I am a high school teacher teaching an AP Level B physics class for the
second time. Last year my "freshamn status" as an AP teacher led me to
the common problem of running out of time at the end of the year before I
had gotten to do much special relativity or modern physics. This year,
having learned from last year, I have planned a lot better and I am able
to get a lot more detail on the relativity chapter. Although I am glad
to have given myself (and the students) the time to study this topic, it
has exposed some of my weaknesses in terms of my understanding.

(Sorry for the long intro!) Here's the bottom line, I was hoping I could
get some help regarding a certain problem. The problem reads as follows:

A spaceship has a length of 200m in its own reference
frame. It is traveling at 0.95c relative to Earth.
Suppose that the tail of the spaceship emits a flash
of light. (a)In the reference frame of the spaceship,
how long does the light take to reach the nose?
(b)In the reference frame of the Earth, how long does
this take? Calculate the time directly from the motions of
the spaceship and the flash of light, and explain
why you cannot obtain the answer by applying the
time-dilation factor to the result from Part (a).
(from Ohanian's Principles of Physics)

The answers listed in the book are (a)6.67E-7s and (b)2.13E-6s I have no
difficulty with (a) as being simple v=d/t using c and the
non-length-contracted 200m since the observers are at rest relative to
the ship.

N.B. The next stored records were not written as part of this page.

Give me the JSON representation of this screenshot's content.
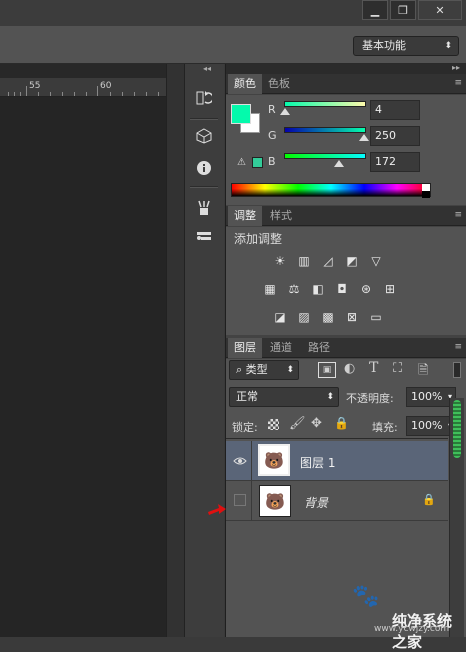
{
  "window": {
    "minimize": "▁",
    "restore": "❐",
    "close": "✕"
  },
  "options_bar": {
    "workspace": "基本功能"
  },
  "ruler": {
    "marks": [
      "55",
      "60"
    ]
  },
  "tools": [
    "history-icon",
    "3d-cube-icon",
    "info-icon",
    "brush-presets-icon",
    "tool-presets-icon"
  ],
  "color_panel": {
    "tabs": [
      "颜色",
      "色板"
    ],
    "foreground_color": "#04faac",
    "channels": [
      {
        "label": "R",
        "value": "4",
        "gradient": [
          "#04faac",
          "#fffaac"
        ],
        "fraction": 0.016
      },
      {
        "label": "G",
        "value": "250",
        "gradient": [
          "#0400ac",
          "#04ffac"
        ],
        "fraction": 0.98
      },
      {
        "label": "B",
        "value": "172",
        "gradient": [
          "#04fa00",
          "#04faff"
        ],
        "fraction": 0.67
      }
    ]
  },
  "adjustments_panel": {
    "tabs": [
      "调整",
      "样式"
    ],
    "title": "添加调整",
    "rows": [
      [
        "brightness-icon",
        "levels-icon",
        "curves-icon",
        "exposure-icon",
        "vibrance-icon"
      ],
      [
        "hue-saturation-icon",
        "color-balance-icon",
        "black-white-icon",
        "photo-filter-icon",
        "channel-mixer-icon",
        "color-lookup-icon"
      ],
      [
        "invert-icon",
        "posterize-icon",
        "threshold-icon",
        "selective-color-icon",
        "gradient-map-icon"
      ]
    ]
  },
  "layers_panel": {
    "tabs": [
      "图层",
      "通道",
      "路径"
    ],
    "filter_label": "类型",
    "blend_mode": "正常",
    "opacity_label": "不透明度:",
    "opacity_value": "100%",
    "lock_label": "锁定:",
    "fill_label": "填充:",
    "fill_value": "100%",
    "layers": [
      {
        "name": "图层 1",
        "visible": true,
        "selected": true
      },
      {
        "name": "背景",
        "visible": false,
        "selected": false,
        "locked": true
      }
    ]
  },
  "watermark": {
    "text": "纯净系统之家",
    "url": "www.ycwjzy.com"
  }
}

It is part (b) that I am having trouble with. As I understand
it, observers that see the ship fly by will see its length contracted.
(It is actually contracted to 62.4m) So, since the speed of light is the
same in all reference frames, I figured this observer would see the light
travel 62.4m at a speed of c. Using v=d/t this gave me 2.08E-7s.
WRONG! I though about it, and I figured that this was wrong because not
only does the light pulse have to travel the length of the ship, but also
the distance that the ship travels while it is headed towards the nose.
Setting this up (which I think I set it up right) and solving still gave
me a wrong answer (4.16E-6).

I have tried several other calculations (including length-contracted the
distance travelled by the ship) but I am afraid that I am trying to fit
the calculation to give me the desired result. I would rather have the
understanding of the problem and work from there.

The crazy thing is, although the book says "explain why you cannot obtain
the answer by applying the time-dilation factor to the result of Part
(a)", that is exactly what you have to do to get the answer they list!?
What's going on here? Am I missing some basic step or do I understand
even less than I previously thought!? Any insight or advice would be
greatly appreciated!

Thanks in advance!

Jonathan Gillis
Enloe High School
Raleigh, NC